Topic 3: Statistical Sidebar

Reference (starred references are particularly important):

*Wilks, D. S, 1995: Statistical Methods in the Atmospheric Sciences. Academic Press, 467 pp.

Expected Value

Expected value is a concept that will come up in both the forecast evaluation and decision analysis parts of the course. For discrete variables, we have

where p(X = x) is the probability that X = x.

For continuous functions, the parallel expression is

Basic Concepts

We are interested in describing distributions of data. In particular, there are three concepts that are especially important:

  1. Location
  2. Spread
  3. Symmetry


In addition, we'd like those descriptors to have certain 'nice' properties. Among those properties are two that deal with the sensitivity to specific aspects of the data, robustness and resistance. A robust method is one that may not be optimal for a particular problem, but performs reasonably well most of the time. Robust methods generally are insenstive to assumptions about the overall nature of the data. Resistant measures, on the other hand, are ones that are not heavily influenced by outliers in a data set.

As in many other parts of life, you can't always get what you want and, sometimes, we end up using methods that are neither robust nor resistant. That doesn't mean they're necessarily bad, but they can lead to misleading conclusions if you aren't aware of the problems.

Two Tracks for Describing Distributions

There are two parallel tracks that we will use to describe data distributions that can be lumped into broad categories-parametric methods and non-parametric methods. They have different strengths and weaknesses and it is certainly not a case of one size fits all. Parametric techniques make implicit assumptions about the underlying statistical distributions.
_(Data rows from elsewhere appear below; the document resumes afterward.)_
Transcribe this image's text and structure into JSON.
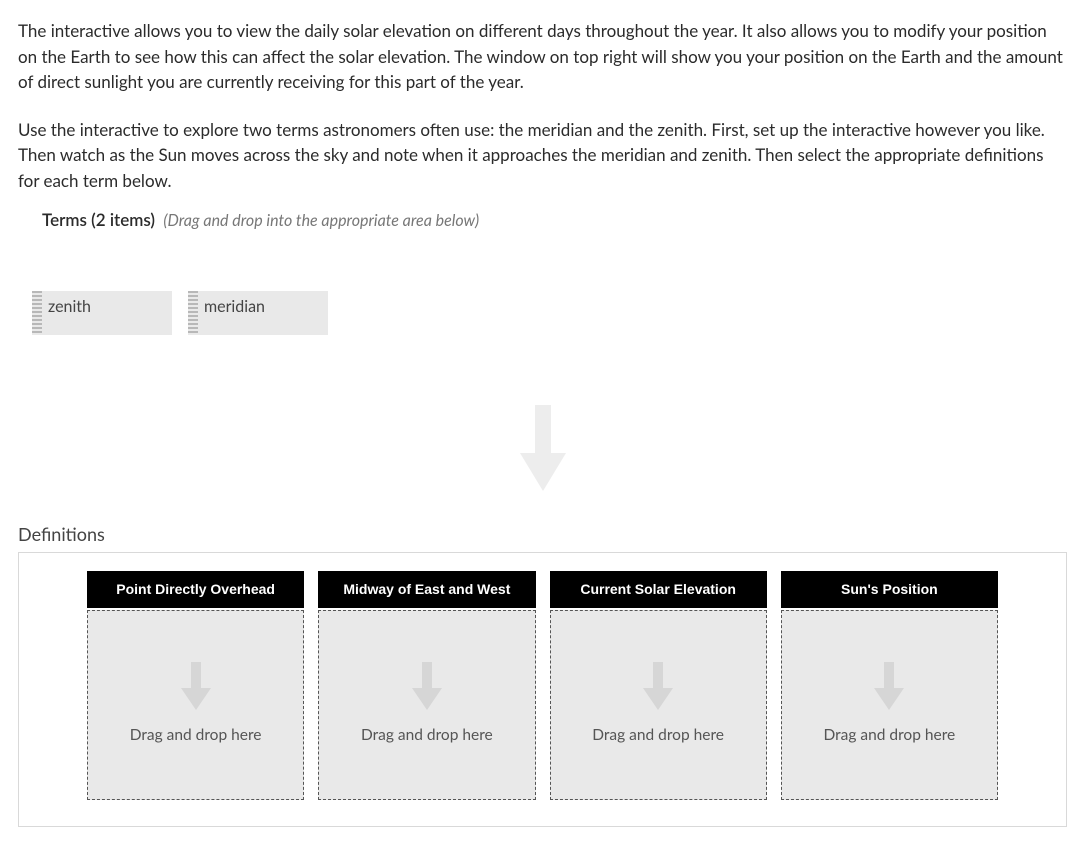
{
  "intro": {
    "p1": "The interactive allows you to view the daily solar elevation on different days throughout the year. It also allows you to modify your position on the Earth to see how this can affect the solar elevation. The window on top right will show you your position on the Earth and the amount of direct sunlight you are currently receiving for this part of the year.",
    "p2": "Use the interactive to explore two terms astronomers often use: the meridian and the zenith. First, set up the interactive however you like. Then watch as the Sun moves across the sky and note when it approaches the meridian and zenith. Then select the appropriate definitions for each term below."
  },
  "terms": {
    "header_title": "Terms (2 items)",
    "header_hint": "(Drag and drop into the appropriate area below)",
    "items": [
      {
        "label": "zenith"
      },
      {
        "label": "meridian"
      }
    ]
  },
  "definitions": {
    "title": "Definitions",
    "columns": [
      {
        "header": "Point Directly Overhead",
        "placeholder": "Drag and drop here"
      },
      {
        "header": "Midway of East and West",
        "placeholder": "Drag and drop here"
      },
      {
        "header": "Current Solar Elevation",
        "placeholder": "Drag and drop here"
      },
      {
        "header": "Sun's Position",
        "placeholder": "Drag and drop here"
      }
    ]
  }
}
To the extent that those assumptions are valid, exact expressions about the distribution can be obtained. Non-parametric techniques make no such assumptions and, as such, can describe any distribution very well. However, evaluation of the distribution may be more difficult and you can't extrapolate beyond the data. It is often advisable to use both approaches when first looking at a data set.

Let's look at methods of describing our three basic concepts to describe data distributions along these two tracks.



The standard parametric descriptor of location is the mean. It is given by the first equation in these notes and is usually designated by the symbol m. It is the sum of all values in the distribution divided by the number of values. It is neither robust nor resistant. The latter is easy to see if a distribution of data {1, 2, 3, 4, 5, 6, 7, 8, 9} is considered. Here, m = 5. If the last value in the distribution was changed to 99, m = 15.


We can derive an expected value for the square of differences between values of a population and the mean. This is called the variance, given by

More commonly, we use an unbiased estimate of the variance, the sample variance, given by

Now, the square root of the sample variance is the sample standard deviation, another common descriptor of spread, but one with less desirable theoretical properties, although having the same dimensions as the variable in question. Again, variance and standard deviation are neither robust nor resistant. For the first data set above, the sample variance is 7.5. For the second one, it is 997.5.

At large sample sizes (large n), the sample variance is very close to the value of Var[X] given above, differing by a factor of n/(n-1).


Higher-order parametric descriptors can be obtained by substituting a larger integer for the n =2 in the Var[X ] equation. (Note that the second line will not hold for n > 2. These descriptors are known as the n -th moments of the distribution. For instance, the variance is the second moment. A measure of the symmetry of the distribution, skewness, is the third moment (n =3) and kurtosis is the fourth. I have no idea if there are names for any of the higher moments, but we are unlikely to use anything above n =3.



The standard non-parametric descriptor of location is the median, which is the value of the data at the center of the distribution, so that the same number of points are above and below it. In the case of both of our simple data sets, the median is 5. The median is a robust and resistant estimator of location.


There are two standard non-parametric estimators of spread. The first is the median absolute deviation (MAD). In parallel with the variance, we find the absolute differences between the values and the median of the distribution. In our case for the first data set, we'd have {4,3,2,1,0,1,2,3,4}. Then, we find the median of those values, which is 2. For the second data set, the deviations are {4,3,2,1,0,1,2,3,94}. The median of those values is 2.

The second estimator is the interquartile range (IQR). It compares the values of two quantiles. A quantile, qi, is the value in the data set for which the fraction, i, of the points in the distribution are smaller. For example, q.5 represents the point at which half of the data are smaller. (Note that this is the median.) The IQR is the difference between q.25 and q.75. It is easier to calculate than MAD, but has the disadvantage of looking at a smaller fraction of the data. Again, these methods are robust and resistant.


The standard estimator of symmetry is the Yule-Kendall index, given by

Again, we are unlikely to look even this high very often, but it is useful to see the parallels between the two approaches.